According to Mike Montoro, West Virginia University's director of football communications, Dana Holgorsen will make his first public appearance in the Mountain State next week.
The incoming Mountaineer offensive coordinator and head coach in waiting will finish this season as the offensive coordinator at Oklahoma State via duties in the upcoming Alamo Bowl.
On Thursday, though, he appeared on the "John and Lance Show" via Houston's 1560 AM KGOW radio station.
During the interview, he said he recently visited Morgantown, has a bead on his future assistants and addressed what could be an awkward situation working with Bill Stewart, who will be WVU's head coach next season before being replaced.
Below are Holgorsen outtakes from the radio show's interview:
On taking the call from WVU athletic director Oliver Luck:
"Well, you gotta listen to stuff like that, There's been stuff like that, not to this magnitude, but there's been stuff like that every year. You gotta figure out if the situation is better than the situation you're in. The history of what West Virginia has done over the last 10 years has been pretty good.
"So when Oliver approached me about three weeks ago, it was a situation I wasn't going to take lightly. We had a bunch of talks. It progressed and turned out good.''
On WVU's recruiting:
"There's really right now three pockets. Florida's huge. They have a ton of athletes from Florida. I'd say half their roster is kids from Florida. There's the Washington, D.C., and Virginia area, which really has a lot of good athletes. Grades are sometimes a problem, but you have to sift through that. They get a lot of linemen from Pennsylvania and Ohio. Pennsylvania is 40 miles from West Virginia. They get the big kids from those two states and the skill kids from the D.C. and Florida areas.''
On the difficulty of coming from another part of the country and trying to recruit to West Virginia:

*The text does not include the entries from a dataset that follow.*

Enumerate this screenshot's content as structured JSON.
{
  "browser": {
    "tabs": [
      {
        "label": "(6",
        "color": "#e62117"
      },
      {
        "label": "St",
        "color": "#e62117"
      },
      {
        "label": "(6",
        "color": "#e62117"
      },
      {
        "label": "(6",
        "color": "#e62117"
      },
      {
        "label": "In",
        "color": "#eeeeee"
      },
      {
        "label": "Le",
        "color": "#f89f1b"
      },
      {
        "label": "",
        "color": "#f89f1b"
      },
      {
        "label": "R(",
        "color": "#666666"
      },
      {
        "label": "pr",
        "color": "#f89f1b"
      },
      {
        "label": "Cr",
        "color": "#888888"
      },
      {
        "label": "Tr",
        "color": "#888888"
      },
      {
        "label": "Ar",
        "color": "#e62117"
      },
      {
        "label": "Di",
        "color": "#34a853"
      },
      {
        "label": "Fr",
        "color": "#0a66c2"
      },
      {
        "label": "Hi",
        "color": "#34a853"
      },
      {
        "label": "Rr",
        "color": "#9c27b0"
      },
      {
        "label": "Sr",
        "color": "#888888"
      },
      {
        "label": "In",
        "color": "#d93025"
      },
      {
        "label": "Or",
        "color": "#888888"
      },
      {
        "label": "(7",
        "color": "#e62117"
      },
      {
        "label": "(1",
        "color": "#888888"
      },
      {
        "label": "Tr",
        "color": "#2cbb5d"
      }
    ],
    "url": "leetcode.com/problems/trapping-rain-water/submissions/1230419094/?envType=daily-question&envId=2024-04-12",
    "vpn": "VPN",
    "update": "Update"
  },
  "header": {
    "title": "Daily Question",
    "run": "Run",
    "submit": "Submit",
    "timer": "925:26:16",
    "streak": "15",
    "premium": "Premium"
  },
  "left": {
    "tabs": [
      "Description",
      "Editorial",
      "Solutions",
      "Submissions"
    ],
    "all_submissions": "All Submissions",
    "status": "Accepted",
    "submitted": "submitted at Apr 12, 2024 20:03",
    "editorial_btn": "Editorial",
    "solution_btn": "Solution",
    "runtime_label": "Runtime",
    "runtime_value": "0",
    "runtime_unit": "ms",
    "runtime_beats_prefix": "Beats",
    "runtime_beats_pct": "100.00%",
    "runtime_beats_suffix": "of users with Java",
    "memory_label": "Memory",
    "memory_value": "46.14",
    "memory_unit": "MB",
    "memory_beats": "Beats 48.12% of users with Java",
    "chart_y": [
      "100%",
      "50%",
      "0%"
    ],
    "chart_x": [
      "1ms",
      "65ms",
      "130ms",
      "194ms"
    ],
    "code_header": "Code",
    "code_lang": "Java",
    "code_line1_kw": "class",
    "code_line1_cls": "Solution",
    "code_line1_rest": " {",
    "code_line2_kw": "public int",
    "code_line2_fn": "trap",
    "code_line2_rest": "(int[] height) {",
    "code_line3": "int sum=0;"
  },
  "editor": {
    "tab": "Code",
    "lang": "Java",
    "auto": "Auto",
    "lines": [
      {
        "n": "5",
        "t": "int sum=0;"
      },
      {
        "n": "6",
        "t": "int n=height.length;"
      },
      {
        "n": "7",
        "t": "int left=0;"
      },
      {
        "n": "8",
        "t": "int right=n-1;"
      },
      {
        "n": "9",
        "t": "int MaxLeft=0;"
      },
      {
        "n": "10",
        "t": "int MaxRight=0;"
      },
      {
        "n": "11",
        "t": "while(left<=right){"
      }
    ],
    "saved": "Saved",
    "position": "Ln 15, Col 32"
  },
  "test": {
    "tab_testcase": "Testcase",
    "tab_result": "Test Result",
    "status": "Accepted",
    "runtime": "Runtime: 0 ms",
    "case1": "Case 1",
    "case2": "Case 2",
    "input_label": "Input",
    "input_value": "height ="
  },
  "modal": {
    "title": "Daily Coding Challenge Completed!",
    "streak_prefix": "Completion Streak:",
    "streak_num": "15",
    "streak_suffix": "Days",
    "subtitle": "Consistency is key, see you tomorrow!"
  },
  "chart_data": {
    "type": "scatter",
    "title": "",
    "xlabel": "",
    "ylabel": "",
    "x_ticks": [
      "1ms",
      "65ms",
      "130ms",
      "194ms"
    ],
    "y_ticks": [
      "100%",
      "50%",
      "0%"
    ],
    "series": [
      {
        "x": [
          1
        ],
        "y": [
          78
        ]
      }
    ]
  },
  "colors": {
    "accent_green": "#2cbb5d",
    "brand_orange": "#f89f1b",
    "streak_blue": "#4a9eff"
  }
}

"It comes back to hiring people. You have to have four or five guys on the staff that are going to be comfortable going to Florida and [will] know the area. I don't need a bunch of people with nothing but Texas ties going to West Virginia and expect them to go into Florida.
"It going to be part of the hiring process. Houston, though, is an area that we're going to get into a little bit and Dallas as well.''
On what convinced him to take the WVU job:
"It's a combination. One is Oliver Luck. He's really a great guy with a great mind. He's proactive and someone you can get along with. That's important. Couple that with the fact that West Virginia is averaging seven to nine wins a year for the last 10 years and you get an opportunity to win.''
On visiting Morgantown:
"I went out there two weeks ago. It was the first time I'd been out there. It's a great college town. It probably has 50-60,000 people, but the whole thing is all about West Virginia University. The support is there; the attendance is there. I think the whole community is really all about the school.''
On touring the city:
"It was pretty confidential at that point. It was just the beginning of talks. I went out and spent the day with Oliver.''
On coaching Oklahoma State in the bowl:
"I'm planning on it. I'm day-to-day; you know how I am. I'm pretty much viewing the next two weeks as vacation. It's what you have good assistant coaches for. Those guys will all game plan. We'll get together, game plan and practice.''
On the potential of an awkward situation coaching beside Stewart:
"Bill Stewart is a great person. His heart is with West Virginia University. He was born there. He's been there a long, long time. He wants what's best for the university. I get to learn from him and get a lay of the land, so to speak, for a whole year. I can evaluate the program and make suggestions on how to make it better.
"Job No. 1 is to get the offense going, install it, get it in place and teach people. In the back of my mind I'll kind of evaluate the whole thing.''
On the WVU job: